◆ WHAT IS NEEDED: Scan the entries below. Return every line that includes "material".

Stored items from a collection
=====
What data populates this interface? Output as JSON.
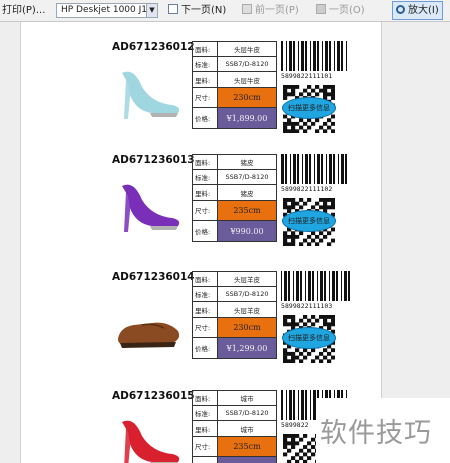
{
  "toolbar": {
    "print_label": "打印(P)...",
    "printer_value": "HP Deskjet 1000 J1",
    "next_label": "下一页(N)",
    "prev_label": "前一页(P)",
    "first_label": "一页(O)",
    "zoom_label": "放大(I)"
  },
  "table_labels": {
    "material": "面料:",
    "standard": "标准:",
    "lining": "里料:",
    "size": "尺寸:",
    "price": "价格:"
  },
  "products": [
    {
      "code": "AD671236012",
      "material": "头层牛皮",
      "standard": "SSB7/D-8120",
      "lining": "头层牛皮",
      "size": "230cm",
      "price": "¥1,899.00",
      "barcode_number": "5899822111101",
      "qr_label": "扫描更多信息",
      "shoe_color": "#9fd6e0"
    },
    {
      "code": "AD671236013",
      "material": "猪皮",
      "standard": "SSB7/D-8120",
      "lining": "猪皮",
      "size": "235cm",
      "price": "¥990.00",
      "barcode_number": "5899822111102",
      "qr_label": "扫描更多信息",
      "shoe_color": "#7a2fb8"
    },
    {
      "code": "AD671236014",
      "material": "头层羊皮",
      "standard": "SSB7/D-8120",
      "lining": "头层羊皮",
      "size": "230cm",
      "price": "¥1,299.00",
      "barcode_number": "5899822111103",
      "qr_label": "扫描更多信息",
      "shoe_color": "#8a4a22"
    },
    {
      "code": "AD671236015",
      "material": "城市",
      "standard": "SSB7/D-8120",
      "lining": "城市",
      "size": "235cm",
      "price": "",
      "barcode_number": "5899822",
      "qr_label": "",
      "shoe_color": "#d8202e"
    }
  ],
  "watermark": "软件技巧"
}
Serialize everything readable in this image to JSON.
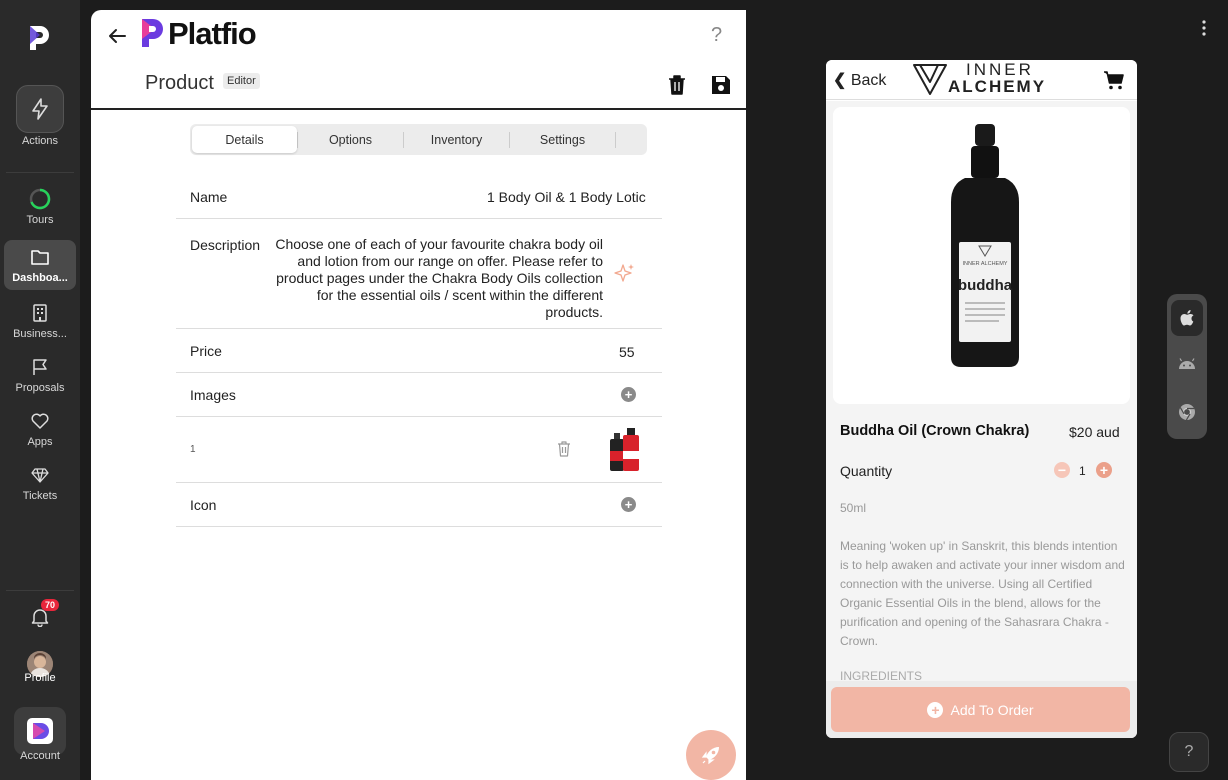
{
  "app": {
    "name": "Platfio"
  },
  "sidebar": {
    "items": [
      {
        "label": "Actions",
        "icon": "lightning-icon"
      },
      {
        "label": "Tours",
        "icon": "progress-ring-icon"
      },
      {
        "label": "Dashboa...",
        "icon": "folder-icon"
      },
      {
        "label": "Business...",
        "icon": "building-icon"
      },
      {
        "label": "Proposals",
        "icon": "flag-icon"
      },
      {
        "label": "Apps",
        "icon": "heart-icon"
      },
      {
        "label": "Tickets",
        "icon": "diamond-icon"
      }
    ],
    "notifications_count": "70",
    "profile_label": "Profile",
    "account_label": "Account"
  },
  "editor": {
    "title": "Product",
    "tag": "Editor",
    "help": "?",
    "tabs": [
      {
        "label": "Details"
      },
      {
        "label": "Options"
      },
      {
        "label": "Inventory"
      },
      {
        "label": "Settings"
      }
    ],
    "fields": {
      "name_label": "Name",
      "name_value": "1 Body Oil & 1 Body Lotic",
      "description_label": "Description",
      "description_value": "Choose one of each of your favourite chakra body oil and lotion from our range on offer. Please refer to product pages under the Chakra Body Oils collection for the essential oils / scent within the different products.",
      "price_label": "Price",
      "price_value": "55",
      "images_label": "Images",
      "image_index": "1",
      "icon_label": "Icon"
    }
  },
  "preview": {
    "back": "Back",
    "brand_line1": "INNER",
    "brand_line2": "ALCHEMY",
    "bottle_brand": "INNER ALCHEMY",
    "bottle_name": "buddha",
    "product_name": "Buddha Oil (Crown Chakra)",
    "price": "$20 aud",
    "quantity_label": "Quantity",
    "quantity": "1",
    "size": "50ml",
    "description": "Meaning 'woken up' in Sanskrit, this blends intention is to help awaken and activate your inner wisdom and connection with the universe. Using all Certified Organic Essential Oils in the blend, allows for the purification and opening of the Sahasrara Chakra - Crown.",
    "ingredients_heading": "INGREDIENTS",
    "add_button": "Add To Order"
  },
  "platform_switcher": [
    "apple-icon",
    "android-icon",
    "chrome-icon"
  ],
  "help_button": "?",
  "colors": {
    "accent": "#f2b6a5",
    "sidebar_bg": "#2a2a2a",
    "badge": "#e8263b"
  }
}
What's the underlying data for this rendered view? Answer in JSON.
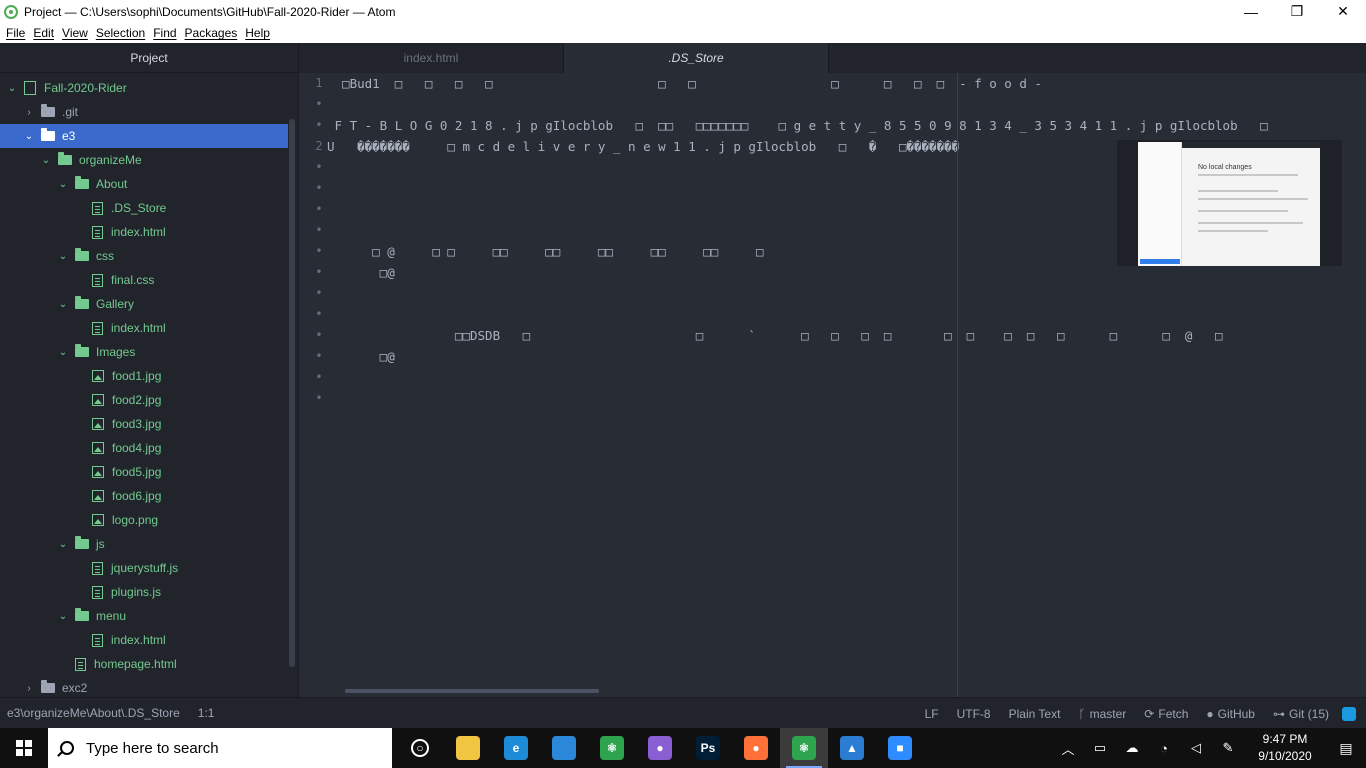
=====
◆ EXPECTED ANSWER:
    "material": "面料:",
      "material": "头层牛皮",
      "material": "猪皮",
      "material": "头层羊皮",
      "material": "城市",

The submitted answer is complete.